There is a song called 'Perfect Story', which features the lyrics "I'm sorry I didn't give you the textbook happy ending", and is clearly an apology to her seven-year old son for getting divorced from his father.
"I have a lot of guilt about that," she tells me. "I come from divorced parents and I said I wouldn't ever do it."
Nobody ever wants to get divorced, I say. "Yeah, I'll always be hard on myself I guess. I want to do the right thing by my son, and that means balancing my work and my quality time with him. I know he needs to grow up seeing a really happy, confident mother, then he'll be drawn to those kinds of women."
I ask her what her voice means to her, and she is quick to reply. "I think my voice means too much to me, or has meant too much to me in the past." It has defined who she is, she says, ever since she was a little girl, when her ability to sing set her apart from her peers, made her somehow 'other'.
"So much so that when I screwed up or missed a note, everything about me would crumble.
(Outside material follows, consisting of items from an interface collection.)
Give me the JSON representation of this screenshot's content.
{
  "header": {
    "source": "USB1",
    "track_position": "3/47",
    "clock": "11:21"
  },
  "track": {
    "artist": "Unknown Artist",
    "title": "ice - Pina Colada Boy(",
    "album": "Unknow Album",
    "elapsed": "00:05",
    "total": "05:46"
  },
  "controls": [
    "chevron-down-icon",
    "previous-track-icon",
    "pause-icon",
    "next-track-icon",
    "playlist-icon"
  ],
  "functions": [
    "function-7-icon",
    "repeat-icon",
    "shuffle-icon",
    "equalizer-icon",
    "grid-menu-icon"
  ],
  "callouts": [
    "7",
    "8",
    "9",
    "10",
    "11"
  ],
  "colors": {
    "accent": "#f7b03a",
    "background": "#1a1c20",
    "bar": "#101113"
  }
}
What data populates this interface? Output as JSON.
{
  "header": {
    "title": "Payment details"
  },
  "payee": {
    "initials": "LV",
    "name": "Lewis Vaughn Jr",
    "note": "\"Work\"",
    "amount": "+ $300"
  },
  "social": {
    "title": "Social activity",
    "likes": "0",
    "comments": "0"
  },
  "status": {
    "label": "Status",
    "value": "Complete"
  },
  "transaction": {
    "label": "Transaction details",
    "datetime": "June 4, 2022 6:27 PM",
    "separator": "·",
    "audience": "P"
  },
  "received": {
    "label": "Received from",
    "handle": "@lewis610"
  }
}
I felt I wasn't going to be appreciated or liked."
Does she ever get depressed by her work? "Yeah. When I get sick and I get laryngitis, or when I perform and don't do that great, I do get really depressed. Or if I read something shitty that someone wrote about me. But when you have a child you realise that none of it matters.
"I'm pretty disciplined. I really take care of my voice. But what do you do when you have a show and your kid wakes up with a fever in the middle of the night before? You go on stage, you think you're never going to get through this, and that's when you say to yourself, 'Well, you weren't going to not sleep next to your sick son, were you?'
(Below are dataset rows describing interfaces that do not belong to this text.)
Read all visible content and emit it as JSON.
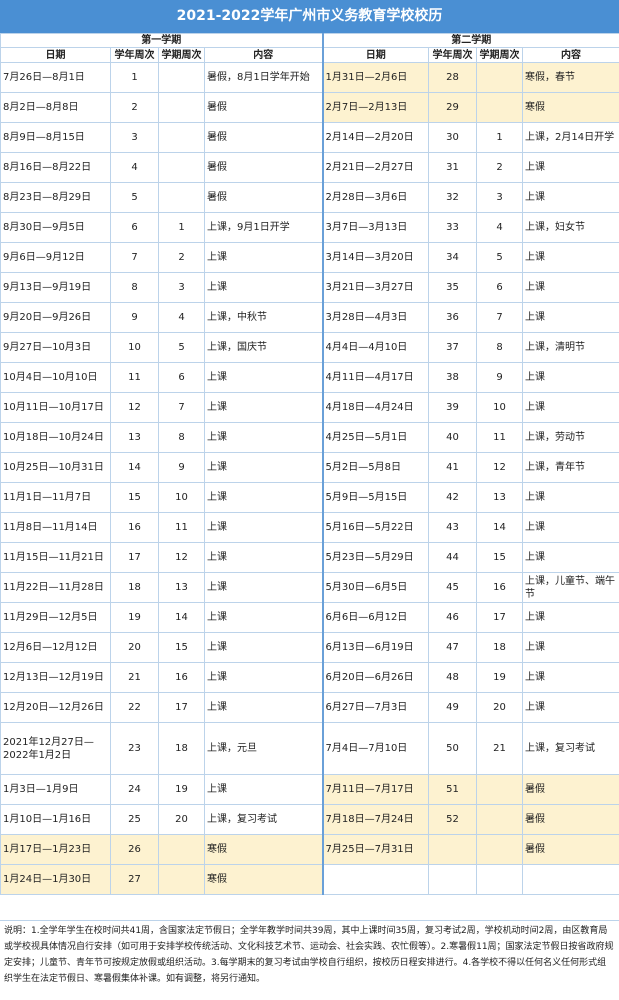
{
  "title": "2021-2022学年广州市义务教育学校校历",
  "sem1_header": "第一学期",
  "sem2_header": "第二学期",
  "cols": {
    "date": "日期",
    "year_week": "学年周次",
    "sem_week": "学期周次",
    "content": "内容"
  },
  "rows": [
    {
      "d1": "7月26日—8月1日",
      "y1": "1",
      "s1": "",
      "c1": "暑假，8月1日学年开始",
      "h1": false,
      "d2": "1月31日—2月6日",
      "y2": "28",
      "s2": "",
      "c2": "寒假，春节",
      "h2": true
    },
    {
      "d1": "8月2日—8月8日",
      "y1": "2",
      "s1": "",
      "c1": "暑假",
      "h1": false,
      "d2": "2月7日—2月13日",
      "y2": "29",
      "s2": "",
      "c2": "寒假",
      "h2": true
    },
    {
      "d1": "8月9日—8月15日",
      "y1": "3",
      "s1": "",
      "c1": "暑假",
      "h1": false,
      "d2": "2月14日—2月20日",
      "y2": "30",
      "s2": "1",
      "c2": "上课，2月14日开学",
      "h2": false
    },
    {
      "d1": "8月16日—8月22日",
      "y1": "4",
      "s1": "",
      "c1": "暑假",
      "h1": false,
      "d2": "2月21日—2月27日",
      "y2": "31",
      "s2": "2",
      "c2": "上课",
      "h2": false
    },
    {
      "d1": "8月23日—8月29日",
      "y1": "5",
      "s1": "",
      "c1": "暑假",
      "h1": false,
      "d2": "2月28日—3月6日",
      "y2": "32",
      "s2": "3",
      "c2": "上课",
      "h2": false
    },
    {
      "d1": "8月30日—9月5日",
      "y1": "6",
      "s1": "1",
      "c1": "上课，9月1日开学",
      "h1": false,
      "d2": "3月7日—3月13日",
      "y2": "33",
      "s2": "4",
      "c2": "上课，妇女节",
      "h2": false
    },
    {
      "d1": "9月6日—9月12日",
      "y1": "7",
      "s1": "2",
      "c1": "上课",
      "h1": false,
      "d2": "3月14日—3月20日",
      "y2": "34",
      "s2": "5",
      "c2": "上课",
      "h2": false
    },
    {
      "d1": "9月13日—9月19日",
      "y1": "8",
      "s1": "3",
      "c1": "上课",
      "h1": false,
      "d2": "3月21日—3月27日",
      "y2": "35",
      "s2": "6",
      "c2": "上课",
      "h2": false
    },
    {
      "d1": "9月20日—9月26日",
      "y1": "9",
      "s1": "4",
      "c1": "上课，中秋节",
      "h1": false,
      "d2": "3月28日—4月3日",
      "y2": "36",
      "s2": "7",
      "c2": "上课",
      "h2": false
    },
    {
      "d1": "9月27日—10月3日",
      "y1": "10",
      "s1": "5",
      "c1": "上课，国庆节",
      "h1": false,
      "d2": "4月4日—4月10日",
      "y2": "37",
      "s2": "8",
      "c2": "上课，清明节",
      "h2": false
    },
    {
      "d1": "10月4日—10月10日",
      "y1": "11",
      "s1": "6",
      "c1": "上课",
      "h1": false,
      "d2": "4月11日—4月17日",
      "y2": "38",
      "s2": "9",
      "c2": "上课",
      "h2": false
    },
    {
      "d1": "10月11日—10月17日",
      "y1": "12",
      "s1": "7",
      "c1": "上课",
      "h1": false,
      "d2": "4月18日—4月24日",
      "y2": "39",
      "s2": "10",
      "c2": "上课",
      "h2": false
    },
    {
      "d1": "10月18日—10月24日",
      "y1": "13",
      "s1": "8",
      "c1": "上课",
      "h1": false,
      "d2": "4月25日—5月1日",
      "y2": "40",
      "s2": "11",
      "c2": "上课，劳动节",
      "h2": false
    },
    {
      "d1": "10月25日—10月31日",
      "y1": "14",
      "s1": "9",
      "c1": "上课",
      "h1": false,
      "d2": "5月2日—5月8日",
      "y2": "41",
      "s2": "12",
      "c2": "上课，青年节",
      "h2": false
    },
    {
      "d1": "11月1日—11月7日",
      "y1": "15",
      "s1": "10",
      "c1": "上课",
      "h1": false,
      "d2": "5月9日—5月15日",
      "y2": "42",
      "s2": "13",
      "c2": "上课",
      "h2": false
    },
    {
      "d1": "11月8日—11月14日",
      "y1": "16",
      "s1": "11",
      "c1": "上课",
      "h1": false,
      "d2": "5月16日—5月22日",
      "y2": "43",
      "s2": "14",
      "c2": "上课",
      "h2": false
    },
    {
      "d1": "11月15日—11月21日",
      "y1": "17",
      "s1": "12",
      "c1": "上课",
      "h1": false,
      "d2": "5月23日—5月29日",
      "y2": "44",
      "s2": "15",
      "c2": "上课",
      "h2": false
    },
    {
      "d1": "11月22日—11月28日",
      "y1": "18",
      "s1": "13",
      "c1": "上课",
      "h1": false,
      "d2": "5月30日—6月5日",
      "y2": "45",
      "s2": "16",
      "c2": "上课，儿童节、端午节",
      "h2": false
    },
    {
      "d1": "11月29日—12月5日",
      "y1": "19",
      "s1": "14",
      "c1": "上课",
      "h1": false,
      "d2": "6月6日—6月12日",
      "y2": "46",
      "s2": "17",
      "c2": "上课",
      "h2": false
    },
    {
      "d1": "12月6日—12月12日",
      "y1": "20",
      "s1": "15",
      "c1": "上课",
      "h1": false,
      "d2": "6月13日—6月19日",
      "y2": "47",
      "s2": "18",
      "c2": "上课",
      "h2": false
    },
    {
      "d1": "12月13日—12月19日",
      "y1": "21",
      "s1": "16",
      "c1": "上课",
      "h1": false,
      "d2": "6月20日—6月26日",
      "y2": "48",
      "s2": "19",
      "c2": "上课",
      "h2": false
    },
    {
      "d1": "12月20日—12月26日",
      "y1": "22",
      "s1": "17",
      "c1": "上课",
      "h1": false,
      "d2": "6月27日—7月3日",
      "y2": "49",
      "s2": "20",
      "c2": "上课",
      "h2": false
    },
    {
      "d1": "2021年12月27日—2022年1月2日",
      "y1": "23",
      "s1": "18",
      "c1": "上课，元旦",
      "h1": false,
      "d2": "7月4日—7月10日",
      "y2": "50",
      "s2": "21",
      "c2": "上课，复习考试",
      "h2": false,
      "tall": true
    },
    {
      "d1": "1月3日—1月9日",
      "y1": "24",
      "s1": "19",
      "c1": "上课",
      "h1": false,
      "d2": "7月11日—7月17日",
      "y2": "51",
      "s2": "",
      "c2": "暑假",
      "h2": true
    },
    {
      "d1": "1月10日—1月16日",
      "y1": "25",
      "s1": "20",
      "c1": "上课，复习考试",
      "h1": false,
      "d2": "7月18日—7月24日",
      "y2": "52",
      "s2": "",
      "c2": "暑假",
      "h2": true
    },
    {
      "d1": "1月17日—1月23日",
      "y1": "26",
      "s1": "",
      "c1": "寒假",
      "h1": true,
      "d2": "7月25日—7月31日",
      "y2": "",
      "s2": "",
      "c2": "暑假",
      "h2": true
    },
    {
      "d1": "1月24日—1月30日",
      "y1": "27",
      "s1": "",
      "c1": "寒假",
      "h1": true,
      "d2": "",
      "y2": "",
      "s2": "",
      "c2": "",
      "h2": false,
      "blank2": true
    }
  ],
  "notes": "说明：1.全学年学生在校时间共41周，含国家法定节假日；全学年教学时间共39周，其中上课时间35周，复习考试2周，学校机动时间2周，由区教育局或学校视具体情况自行安排（如可用于安排学校传统活动、文化科技艺术节、运动会、社会实践、农忙假等）。2.寒暑假11周；国家法定节假日按省政府规定安排；儿童节、青年节可按规定放假或组织活动。3.每学期末的复习考试由学校自行组织，按校历日程安排进行。4.各学校不得以任何名义任何形式组织学生在法定节假日、寒暑假集体补课。如有调整，将另行通知。"
}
In 'Frozen', Menzel had to portray a tormented ice queen. In person, she could hardly be warmer - she's the kind of woman you could imagine pouring your heart out to in a late-night drinking session. She says she still loves performing 'Let it Go': "I won't ever look a gift horse in the mouth," she says. "I just feel bad that some parents may be sick of me because of it."
She doesn't hold back when discussing ageism and sexism in Hollywood. She says that Broadway "has always had amazing roles for women. But I live in LA now, more than I do New York, and you definitely feel that age is an issue here".
She played the green-skinned witch Elphaba in the original 2003 stage production of 'Wicked', but it seems she will not star in the big screen version - it is rumoured that in Stephen Daldry's 2019 film, the part will go instead to Lea Michele, who played Menzel's daughter in 'Glee'.
While Menzel has not officially been ruled out of the film, she says the producers "kind of allude to the fact that they think I'm too old. I just tell them to CGI it! I mean, I will be green. Just Benjamin Button me a little bit".
She laughs, but says that the whole issue makes her feel "a sort of sadness. I have a hard time with ageing on certain days, but it's more a sadness that I would love to play the role that I originated. Elphaba's my girl".
One role Menzel will be reprising is that of Elsa, in the much-anticipated sequel to 'Frozen', expected for release in 2018. I ask if the character will get a girlfriend in the film - the subject of feverish wishful thinking on social media.
"Oh yeah, ahahahaha, err," says Menzel. For the first time during our conversation, she clams up. "That's up to Disney. They're writing the script."
I try this instead: would she like Elsa to have a girlfriend? "I think it would be a great thing," she beams. "I mean maybe. Yeah. That's all I'm going to say." Before 'Frozen 2', she has plans to take her new album on tour, but first she is filming 'Beaches'.
"It could be career suicide I guess," she says, "but it's a great role and I'm getting to put some of my own music into the movie so it was an offer I couldn't turn down."